Mobile frameworks like Core ML and TensorFlow Lite have their own conversion tools, but even so, conversion remains a tricky proposition. There are a couple of best practices that will help ensure model conversion works properly. First, test model conversion early and often to ensure that the mathematical operations underlying deep learning architectures are supported by mobile model formats. And second, stay up to date with the newest converter releases, as these versions offer the most robust support and performance. However, they can be unstable and need to be tested regularly.
Federated learning is a model training technique that enables devices to learn collaboratively from a global, cloud-based model. This global model is first trained server-side using, and each device then downloads the model and improves it using federated data collected directly from the device, training a new model version with the locally-collected data. These model changes are summarized as an update and sent back to the global model in the cloud. It's a promising technique for increasing model personalization and ensuring user data privacy. TensorFlow has their own open-source framework, TensorFlow Federated, for training models on decentralized data.
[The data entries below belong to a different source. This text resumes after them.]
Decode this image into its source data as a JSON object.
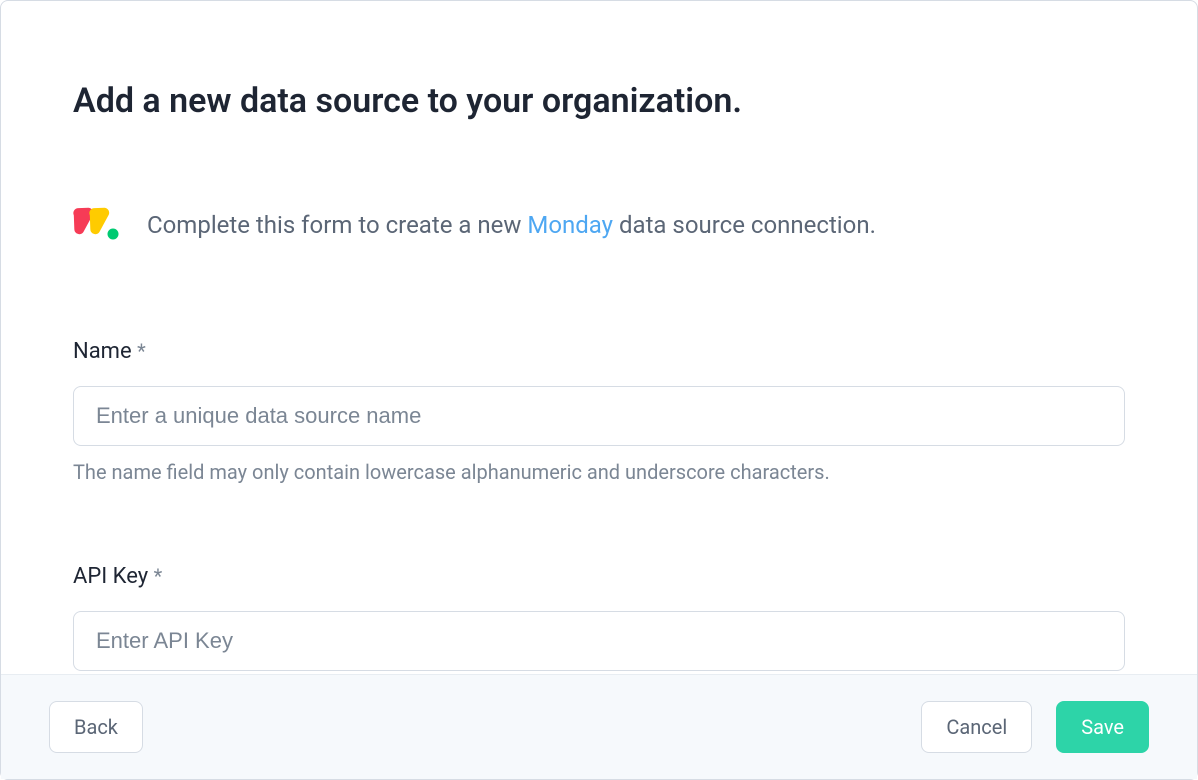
{
  "header": {
    "title": "Add a new data source to your organization."
  },
  "intro": {
    "text_before": "Complete this form to create a new ",
    "link_text": "Monday",
    "text_after": " data source connection.",
    "icon_name": "monday-logo"
  },
  "form": {
    "name": {
      "label": "Name",
      "required_indicator": "*",
      "placeholder": "Enter a unique data source name",
      "value": "",
      "help": "The name field may only contain lowercase alphanumeric and underscore characters."
    },
    "api_key": {
      "label": "API Key",
      "required_indicator": "*",
      "placeholder": "Enter API Key",
      "value": ""
    }
  },
  "footer": {
    "back_label": "Back",
    "cancel_label": "Cancel",
    "save_label": "Save"
  }
}
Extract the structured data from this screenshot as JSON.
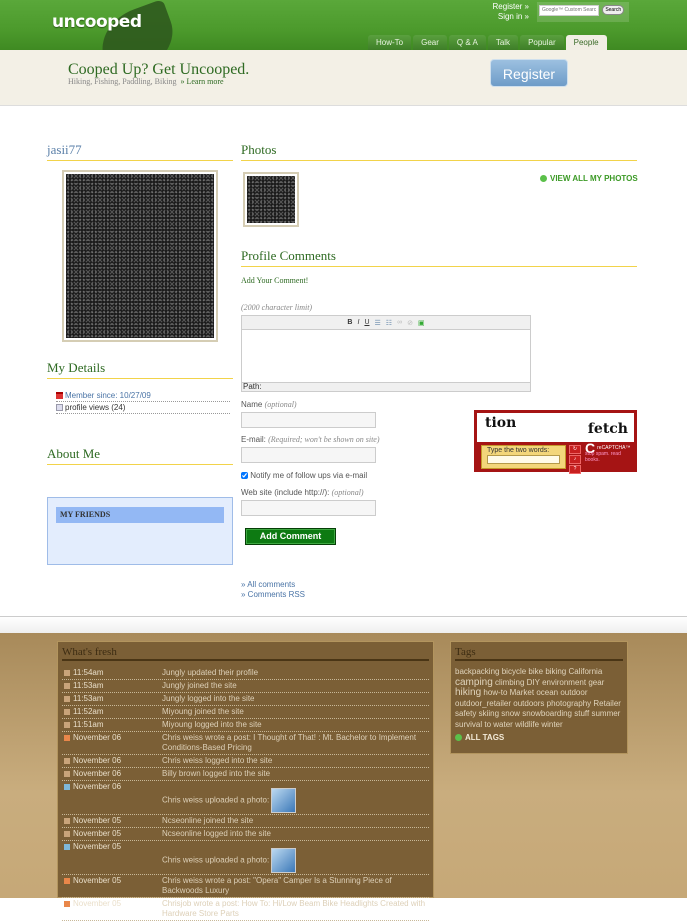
{
  "header": {
    "logo": "uncooped",
    "top_links": [
      "Register »",
      "Sign in »"
    ],
    "search_placeholder": "Google™ Custom Search",
    "search_button": "Search",
    "tabs": [
      {
        "label": "How-To",
        "active": false
      },
      {
        "label": "Gear",
        "active": false
      },
      {
        "label": "Q & A",
        "active": false
      },
      {
        "label": "Talk",
        "active": false
      },
      {
        "label": "Popular",
        "active": false
      },
      {
        "label": "People",
        "active": true
      }
    ]
  },
  "banner": {
    "slogan": "Cooped Up? Get Uncooped.",
    "activities": "Hiking,  Fishing,  Paddling,  Biking",
    "learn_more": "» Learn more",
    "register_button": "Register"
  },
  "profile": {
    "username": "jasii77",
    "my_details_heading": "My Details",
    "member_since": "Member since: 10/27/09",
    "profile_views": "profile views (24)",
    "about_me_heading": "About Me",
    "friends_heading": "MY FRIENDS"
  },
  "photos": {
    "heading": "Photos",
    "view_all": "VIEW ALL MY PHOTOS"
  },
  "comments": {
    "heading": "Profile Comments",
    "add_your_comment": "Add Your Comment!",
    "char_limit": "(2000 character limit)",
    "toolbar": [
      "B",
      "I",
      "U",
      "bullet-list",
      "numbered-list",
      "link",
      "unlink",
      "image"
    ],
    "path_label": "Path:",
    "name_label": "Name",
    "name_hint": "(optional)",
    "name_value": "",
    "email_label": "E-mail:",
    "email_hint": "(Required; won't be shown on site)",
    "email_value": "",
    "notify_label": "Notify me of follow ups via e-mail",
    "notify_checked": true,
    "website_label": "Web site (include http://):",
    "website_hint": "(optional)",
    "website_value": "",
    "submit": "Add Comment",
    "all_comments": "» All comments",
    "comments_rss": "» Comments RSS"
  },
  "captcha": {
    "word1": "tion",
    "word2": "fetch",
    "prompt": "Type the two words:",
    "brand": "reCAPTCHA™",
    "tagline": "stop spam. read books."
  },
  "whats_fresh": {
    "heading": "What's fresh",
    "items": [
      {
        "icon": "user",
        "time": "11:54am",
        "text": "Jungly updated their profile"
      },
      {
        "icon": "user",
        "time": "11:53am",
        "text": "Jungly joined the site"
      },
      {
        "icon": "user",
        "time": "11:53am",
        "text": "Jungly logged into the site"
      },
      {
        "icon": "user",
        "time": "11:52am",
        "text": "Miyoung joined the site"
      },
      {
        "icon": "user",
        "time": "11:51am",
        "text": "Miyoung logged into the site"
      },
      {
        "icon": "post",
        "time": "November 06",
        "text": "Chris weiss wrote a post: I Thought of That! : Mt. Bachelor to Implement Conditions-Based Pricing"
      },
      {
        "icon": "user",
        "time": "November 06",
        "text": "Chris weiss logged into the site"
      },
      {
        "icon": "user",
        "time": "November 06",
        "text": "Billy brown logged into the site"
      },
      {
        "icon": "photo",
        "time": "November 06",
        "text": "Chris weiss uploaded a photo:",
        "has_image": true
      },
      {
        "icon": "user",
        "time": "November 05",
        "text": "Ncseonline joined the site"
      },
      {
        "icon": "user",
        "time": "November 05",
        "text": "Ncseonline logged into the site"
      },
      {
        "icon": "photo",
        "time": "November 05",
        "text": "Chris weiss uploaded a photo:",
        "has_image": true
      },
      {
        "icon": "post",
        "time": "November 05",
        "text": "Chris weiss wrote a post: \"Opera\" Camper Is a Stunning Piece of Backwoods Luxury"
      },
      {
        "icon": "post",
        "time": "November 05",
        "text": "Chrisjob wrote a post: How To: Hi/Low Beam Bike Headlights Created with Hardware Store Parts"
      }
    ]
  },
  "tags": {
    "heading": "Tags",
    "list": [
      {
        "t": "backpacking"
      },
      {
        "t": "bicycle"
      },
      {
        "t": "bike"
      },
      {
        "t": "biking"
      },
      {
        "t": "California"
      },
      {
        "t": "camping",
        "big": true
      },
      {
        "t": "climbing"
      },
      {
        "t": "DIY"
      },
      {
        "t": "environment"
      },
      {
        "t": "gear"
      },
      {
        "t": "hiking",
        "big": true
      },
      {
        "t": "how-to"
      },
      {
        "t": "Market"
      },
      {
        "t": "ocean"
      },
      {
        "t": "outdoor"
      },
      {
        "t": "outdoor_retailer"
      },
      {
        "t": "outdoors"
      },
      {
        "t": "photography"
      },
      {
        "t": "Retailer"
      },
      {
        "t": "safety"
      },
      {
        "t": "skiing"
      },
      {
        "t": "snow"
      },
      {
        "t": "snowboarding"
      },
      {
        "t": "stuff"
      },
      {
        "t": "summer"
      },
      {
        "t": "survival"
      },
      {
        "t": "to"
      },
      {
        "t": "water"
      },
      {
        "t": "wildlife"
      },
      {
        "t": "winter"
      }
    ],
    "all_tags": "ALL TAGS"
  }
}
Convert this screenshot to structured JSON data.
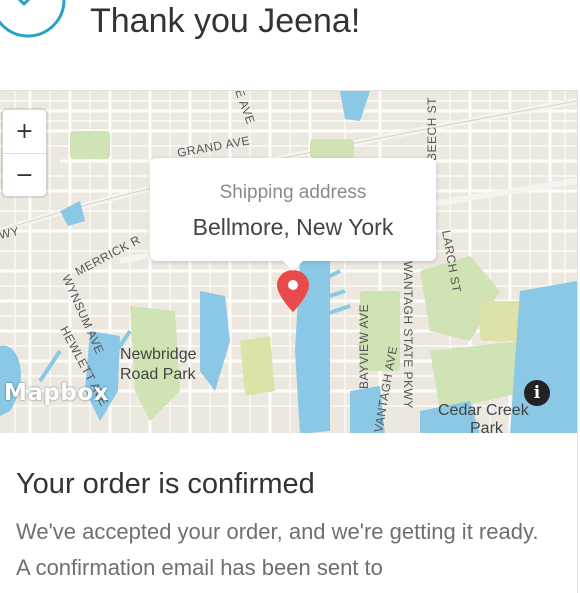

A prediction is the output of a machine learning model. Predictions may also be called inferences.
Accuracy is a quantitative measurement of how closely model predictions match ground-truth data. Quantifying accuracy for some types of models is easy. For example, the accuracy of an image classification model is the fraction of images the model correctly labels. For other model types, accuracy is more difficult to measure. For example, how do we define the accuracy of an object detection model that draws bounding boxes?
One of the most important things for any mobile machine learning project is developing a good measure of accuracy that you can map onto the user experience. For example, an image classification model that achieves 95% accuracy when organizing photo albums may be more than enough to provide a seamless user experience. But a language translation model that achieves 95% word accuracy may be completely useless.
Model size refers to how much space models take up on disk or in memory. Size is more important
for mobile machine learning projects than server-based projects. Neural networks that are hundreds or even gigabytes in size may be just fine when deployed on large GPUs in the cloud, but they would never fit onto a mobile device. Techniques like pruning and quantization (covered above) help shrink models for edge deployment.
We've only scratched the surface of the many tools, frameworks, and terms you'll come across on your mobile ML journey. But our hope is that, with this guide, you'll have steady footing as you embark.
There's a whole lot more to know about many of the entries in this glossary. Here are a few additional resources that will help you explore mobile ML in more depth:
A curated list of awesome mobile machine learning resources for iOS, Android, and edge devices.
Our sponsored publication, which covers the intersection of mobile dev and ML.
The Mobile Machine Learning Lifecycle [Ebook]
An inside look at the challenges and opportunities of mobile machine learning.
Machine Learning on Mobile [Ebook]
14 real-world examples of what machine learning can do on mobile.